* Task details
Omit the pictures, please, and give each record below again exactly.

* Data records for software interfaces

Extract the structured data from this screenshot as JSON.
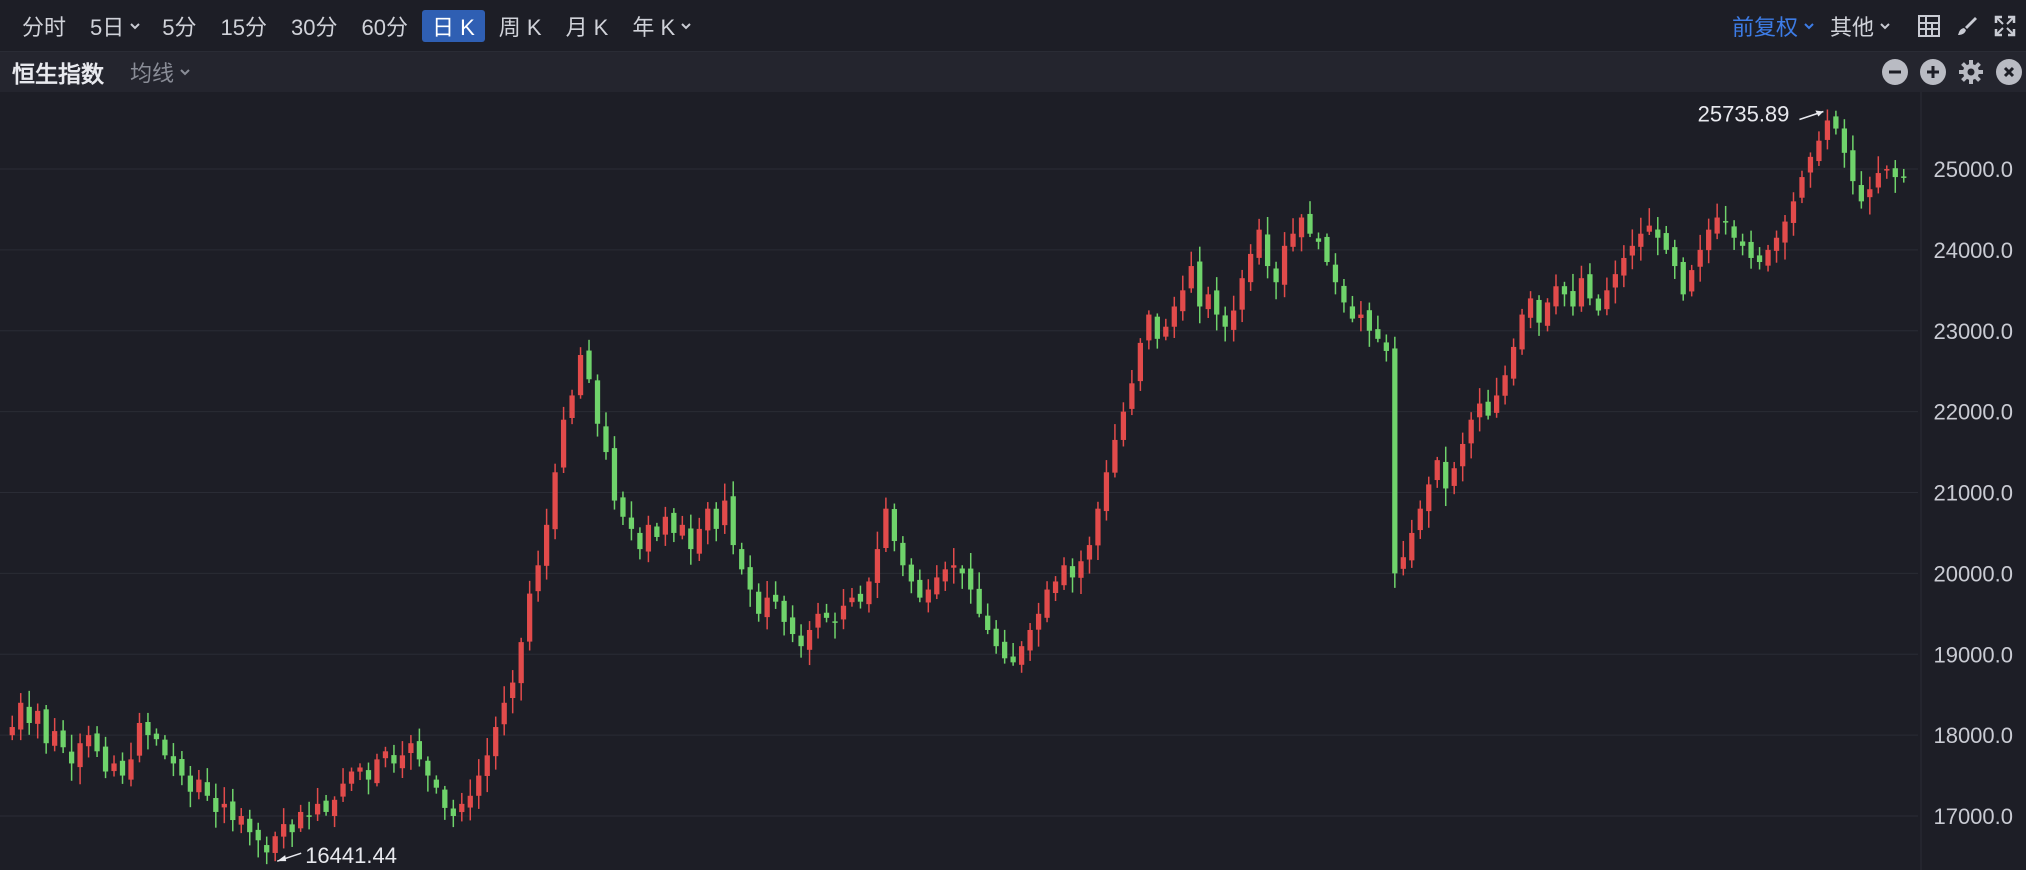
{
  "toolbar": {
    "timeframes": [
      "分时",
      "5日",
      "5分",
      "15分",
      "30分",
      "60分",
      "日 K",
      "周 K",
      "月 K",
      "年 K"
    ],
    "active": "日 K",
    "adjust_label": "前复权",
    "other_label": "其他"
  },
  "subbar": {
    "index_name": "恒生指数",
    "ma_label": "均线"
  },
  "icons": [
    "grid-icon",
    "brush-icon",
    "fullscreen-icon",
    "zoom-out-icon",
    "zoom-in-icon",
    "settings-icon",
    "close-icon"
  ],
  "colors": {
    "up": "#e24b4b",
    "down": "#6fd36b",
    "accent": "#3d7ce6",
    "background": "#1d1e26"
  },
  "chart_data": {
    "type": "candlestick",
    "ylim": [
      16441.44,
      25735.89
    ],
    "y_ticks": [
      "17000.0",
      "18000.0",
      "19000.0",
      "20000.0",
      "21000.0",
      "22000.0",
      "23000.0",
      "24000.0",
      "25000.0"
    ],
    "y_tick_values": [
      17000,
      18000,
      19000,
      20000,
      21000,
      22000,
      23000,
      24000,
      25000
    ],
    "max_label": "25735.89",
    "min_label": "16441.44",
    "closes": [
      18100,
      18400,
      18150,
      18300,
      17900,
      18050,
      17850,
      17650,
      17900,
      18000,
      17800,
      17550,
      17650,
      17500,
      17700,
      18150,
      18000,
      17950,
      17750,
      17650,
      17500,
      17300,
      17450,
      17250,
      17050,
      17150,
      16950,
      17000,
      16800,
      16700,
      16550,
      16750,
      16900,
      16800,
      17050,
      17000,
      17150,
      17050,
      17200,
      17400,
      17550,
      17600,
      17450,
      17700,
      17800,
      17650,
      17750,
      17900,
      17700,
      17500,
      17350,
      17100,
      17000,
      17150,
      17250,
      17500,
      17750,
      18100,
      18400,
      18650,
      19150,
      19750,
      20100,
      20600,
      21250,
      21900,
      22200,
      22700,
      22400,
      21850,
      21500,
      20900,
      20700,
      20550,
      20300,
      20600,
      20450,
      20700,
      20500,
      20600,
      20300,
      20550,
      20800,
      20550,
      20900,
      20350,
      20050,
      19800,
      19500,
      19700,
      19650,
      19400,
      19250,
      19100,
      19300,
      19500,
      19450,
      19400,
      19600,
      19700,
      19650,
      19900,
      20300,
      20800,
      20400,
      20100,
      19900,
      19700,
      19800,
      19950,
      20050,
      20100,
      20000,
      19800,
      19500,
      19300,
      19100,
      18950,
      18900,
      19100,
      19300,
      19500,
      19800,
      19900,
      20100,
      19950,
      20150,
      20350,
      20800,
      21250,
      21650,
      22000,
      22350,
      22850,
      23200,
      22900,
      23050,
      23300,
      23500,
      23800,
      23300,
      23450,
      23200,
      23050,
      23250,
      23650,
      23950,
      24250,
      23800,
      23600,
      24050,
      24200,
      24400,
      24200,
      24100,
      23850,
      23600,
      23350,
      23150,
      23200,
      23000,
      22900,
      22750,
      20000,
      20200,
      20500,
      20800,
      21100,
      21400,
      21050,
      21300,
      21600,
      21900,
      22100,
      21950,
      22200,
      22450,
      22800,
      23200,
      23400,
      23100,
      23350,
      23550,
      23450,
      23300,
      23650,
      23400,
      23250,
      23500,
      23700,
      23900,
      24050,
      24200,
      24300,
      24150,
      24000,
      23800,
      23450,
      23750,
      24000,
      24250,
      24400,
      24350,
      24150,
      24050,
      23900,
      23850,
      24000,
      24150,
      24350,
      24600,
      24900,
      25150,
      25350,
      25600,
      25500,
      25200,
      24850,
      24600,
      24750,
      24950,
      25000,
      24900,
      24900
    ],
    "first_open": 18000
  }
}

* Result of this exercise
Extract the structured data from this screenshot as JSON.
{
  "toolbar": {
    "timeframes": [
      "分时",
      "5日",
      "5分",
      "15分",
      "30分",
      "60分",
      "日 K",
      "周 K",
      "月 K",
      "年 K"
    ],
    "active": "日 K",
    "adjust_label": "前复权",
    "other_label": "其他"
  },
  "subbar": {
    "index_name": "恒生指数",
    "ma_label": "均线"
  },
  "icons": [
    "grid-icon",
    "brush-icon",
    "fullscreen-icon",
    "zoom-out-icon",
    "zoom-in-icon",
    "settings-icon",
    "close-icon"
  ],
  "colors": {
    "up": "#e24b4b",
    "down": "#6fd36b",
    "accent": "#3d7ce6",
    "background": "#1d1e26"
  },
  "chart_data": {
    "type": "candlestick",
    "ylim": [
      16441.44,
      25735.89
    ],
    "y_ticks": [
      "17000.0",
      "18000.0",
      "19000.0",
      "20000.0",
      "21000.0",
      "22000.0",
      "23000.0",
      "24000.0",
      "25000.0"
    ],
    "y_tick_values": [
      17000,
      18000,
      19000,
      20000,
      21000,
      22000,
      23000,
      24000,
      25000
    ],
    "max_label": "25735.89",
    "min_label": "16441.44",
    "closes": [
      18100,
      18400,
      18150,
      18300,
      17900,
      18050,
      17850,
      17650,
      17900,
      18000,
      17800,
      17550,
      17650,
      17500,
      17700,
      18150,
      18000,
      17950,
      17750,
      17650,
      17500,
      17300,
      17450,
      17250,
      17050,
      17150,
      16950,
      17000,
      16800,
      16700,
      16550,
      16750,
      16900,
      16800,
      17050,
      17000,
      17150,
      17050,
      17200,
      17400,
      17550,
      17600,
      17450,
      17700,
      17800,
      17650,
      17750,
      17900,
      17700,
      17500,
      17350,
      17100,
      17000,
      17150,
      17250,
      17500,
      17750,
      18100,
      18400,
      18650,
      19150,
      19750,
      20100,
      20600,
      21250,
      21900,
      22200,
      22700,
      22400,
      21850,
      21500,
      20900,
      20700,
      20550,
      20300,
      20600,
      20450,
      20700,
      20500,
      20600,
      20300,
      20550,
      20800,
      20550,
      20900,
      20350,
      20050,
      19800,
      19500,
      19700,
      19650,
      19400,
      19250,
      19100,
      19300,
      19500,
      19450,
      19400,
      19600,
      19700,
      19650,
      19900,
      20300,
      20800,
      20400,
      20100,
      19900,
      19700,
      19800,
      19950,
      20050,
      20100,
      20000,
      19800,
      19500,
      19300,
      19100,
      18950,
      18900,
      19100,
      19300,
      19500,
      19800,
      19900,
      20100,
      19950,
      20150,
      20350,
      20800,
      21250,
      21650,
      22000,
      22350,
      22850,
      23200,
      22900,
      23050,
      23300,
      23500,
      23800,
      23300,
      23450,
      23200,
      23050,
      23250,
      23650,
      23950,
      24250,
      23800,
      23600,
      24050,
      24200,
      24400,
      24200,
      24100,
      23850,
      23600,
      23350,
      23150,
      23200,
      23000,
      22900,
      22750,
      20000,
      20200,
      20500,
      20800,
      21100,
      21400,
      21050,
      21300,
      21600,
      21900,
      22100,
      21950,
      22200,
      22450,
      22800,
      23200,
      23400,
      23100,
      23350,
      23550,
      23450,
      23300,
      23650,
      23400,
      23250,
      23500,
      23700,
      23900,
      24050,
      24200,
      24300,
      24150,
      24000,
      23800,
      23450,
      23750,
      24000,
      24250,
      24400,
      24350,
      24150,
      24050,
      23900,
      23850,
      24000,
      24150,
      24350,
      24600,
      24900,
      25150,
      25350,
      25600,
      25500,
      25200,
      24850,
      24600,
      24750,
      24950,
      25000,
      24900,
      24900
    ],
    "first_open": 18000
  }
}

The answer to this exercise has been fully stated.